The Taliban has long demanded that the “Gitmo 5” be released in order for peace talks to begin in earnest. The Obama administration has desperately sought to engage the Taliban as American forces are drawn down in Afghanistan, but those talks have gone nowhere to this point.  At first, the administration set preconditions for the talks, including that the Taliban break its relationship with al Qaeda. When it became clear that this was a non-starter, the administration decided to make the Taliban’s desired break with al Qaeda a goal, and no longer a precondition, for its diplomacy. 
There is little hope that the peace talks will be more successful now. But the president seems to believe that Bergdahl’s exchange for the Gitmo 5 (who are reportedly being transferred to Qatar) may break the ice. “While we are mindful of the challenges, it is our hope Sergeant Bergdahl’s recovery could potentially open the door for broader discussions among Afghans about the future of their country by building confidence that it is possible for all sides to find common ground,” Obama said in his statement.
The Obama administration says that security measures have been put into place to make sure that the Gitmo 5 do not pose a threat to American national security. Let’s hope that is true; it certainly has not been the case with many ex-Gitmo detainees in the past. 
THE WEEKLY STANDARD has profiled these jihadists previously on multiple occasions, and what follows below is culled from these accounts.

There are good reasons why the Taliban has long wanted the five freed from Gitmo. All five are among the Taliban’s top commanders in U.S. custody and are still revered in jihadist circles. 
Two of the five have been wanted by the UN for war crimes.

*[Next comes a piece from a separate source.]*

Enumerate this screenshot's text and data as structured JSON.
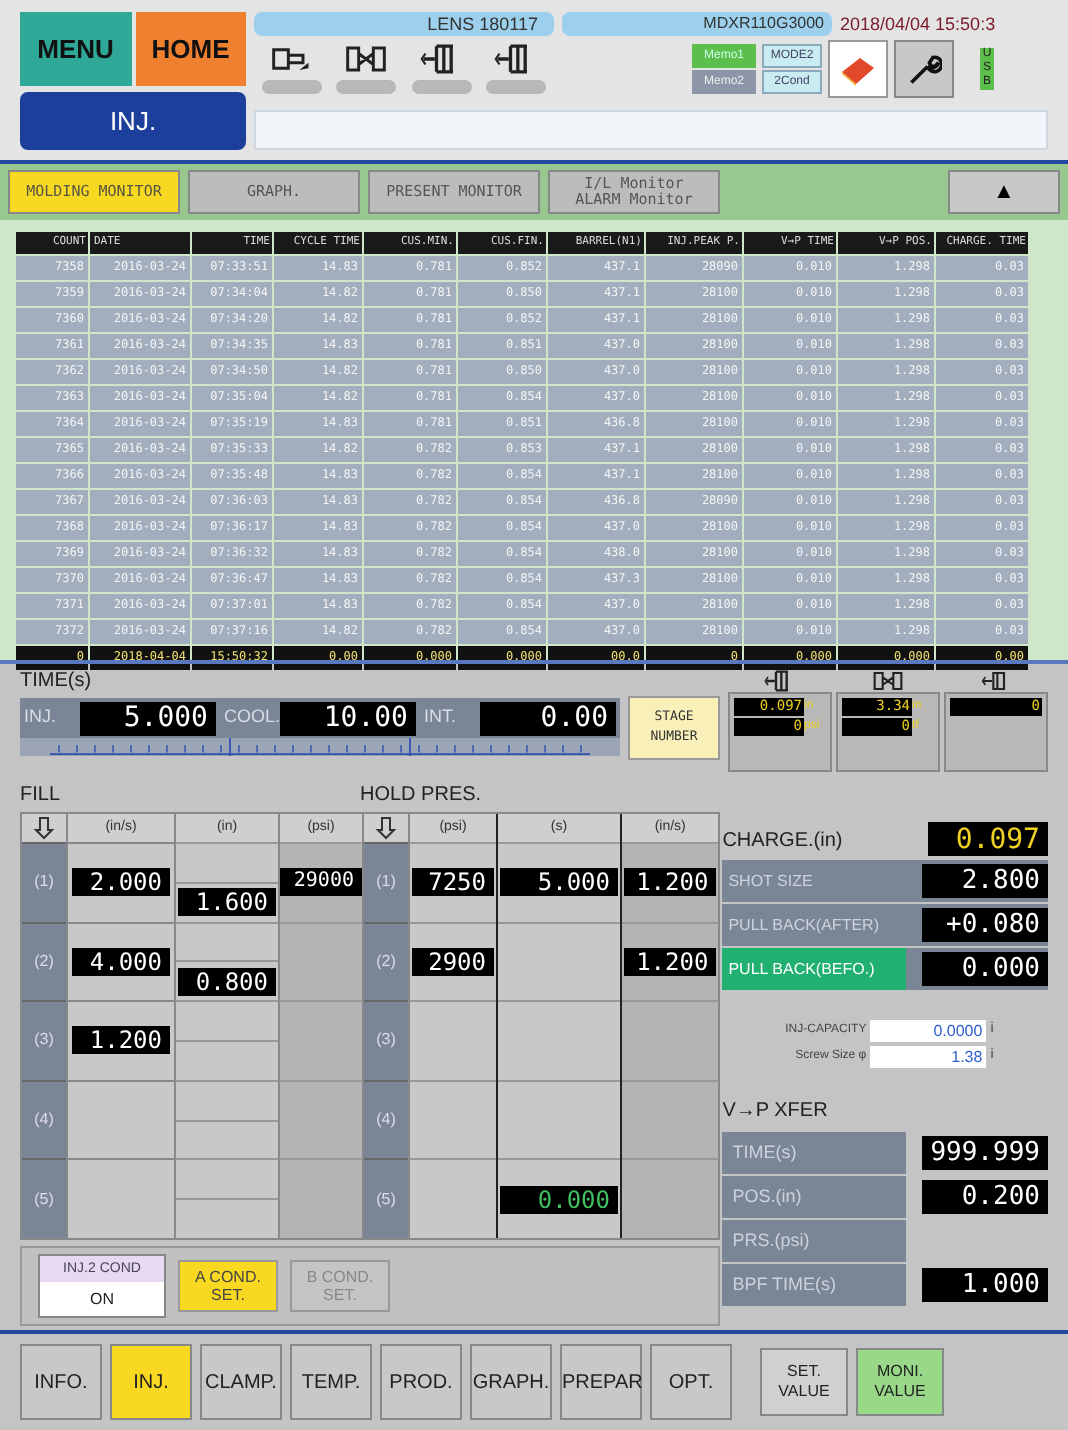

And because of their prowess, Joint Task Force-Guantanamo (JTF-GTMO) deemed all five of them “high” risks to the U.S. and its allies.  
The Obama administration wants to convince the Taliban to abandon its longstanding alliance with al Qaeda. But these men contributed to the formation of that relationship in the first place. All five had close ties to al Qaeda well before the 9/11 attacks. Therefore, it is difficult to see how their freedom would help the Obama administration achieve one of its principal goals for the hoped-for talks.   

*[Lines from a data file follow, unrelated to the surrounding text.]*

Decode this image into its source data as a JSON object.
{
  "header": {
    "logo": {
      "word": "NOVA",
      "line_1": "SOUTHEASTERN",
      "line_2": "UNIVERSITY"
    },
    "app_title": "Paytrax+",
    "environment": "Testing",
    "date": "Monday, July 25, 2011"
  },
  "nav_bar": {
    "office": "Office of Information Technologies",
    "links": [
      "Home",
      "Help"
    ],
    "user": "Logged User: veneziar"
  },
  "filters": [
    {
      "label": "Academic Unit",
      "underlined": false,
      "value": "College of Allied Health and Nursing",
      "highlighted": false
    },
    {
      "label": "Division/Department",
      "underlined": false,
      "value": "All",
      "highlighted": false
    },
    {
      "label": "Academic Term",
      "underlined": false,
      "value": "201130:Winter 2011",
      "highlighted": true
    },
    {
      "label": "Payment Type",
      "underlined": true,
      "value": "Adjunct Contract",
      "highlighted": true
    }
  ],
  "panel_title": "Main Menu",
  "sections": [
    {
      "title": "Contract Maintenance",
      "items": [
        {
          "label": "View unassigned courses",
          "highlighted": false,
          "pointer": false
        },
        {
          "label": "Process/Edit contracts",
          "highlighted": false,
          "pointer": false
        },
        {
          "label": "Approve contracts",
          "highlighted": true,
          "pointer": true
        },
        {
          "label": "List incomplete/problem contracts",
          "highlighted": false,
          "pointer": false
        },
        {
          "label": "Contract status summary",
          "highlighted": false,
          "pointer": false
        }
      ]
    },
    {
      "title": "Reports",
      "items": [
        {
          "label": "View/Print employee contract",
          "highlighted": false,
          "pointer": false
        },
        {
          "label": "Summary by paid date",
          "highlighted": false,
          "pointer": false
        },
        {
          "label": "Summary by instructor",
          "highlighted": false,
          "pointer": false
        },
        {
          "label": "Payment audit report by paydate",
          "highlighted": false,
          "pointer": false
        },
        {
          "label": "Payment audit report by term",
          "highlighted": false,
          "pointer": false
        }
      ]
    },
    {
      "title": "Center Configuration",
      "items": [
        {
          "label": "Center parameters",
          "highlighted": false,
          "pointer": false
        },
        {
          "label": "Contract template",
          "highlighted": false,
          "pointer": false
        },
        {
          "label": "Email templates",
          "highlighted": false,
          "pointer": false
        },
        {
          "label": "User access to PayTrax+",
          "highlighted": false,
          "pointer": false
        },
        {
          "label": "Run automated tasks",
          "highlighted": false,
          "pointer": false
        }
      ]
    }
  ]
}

Here are short bios for each of the five Taliban commanders. All quotes are drawn from declassified and leaked documents prepared at Guantanamo.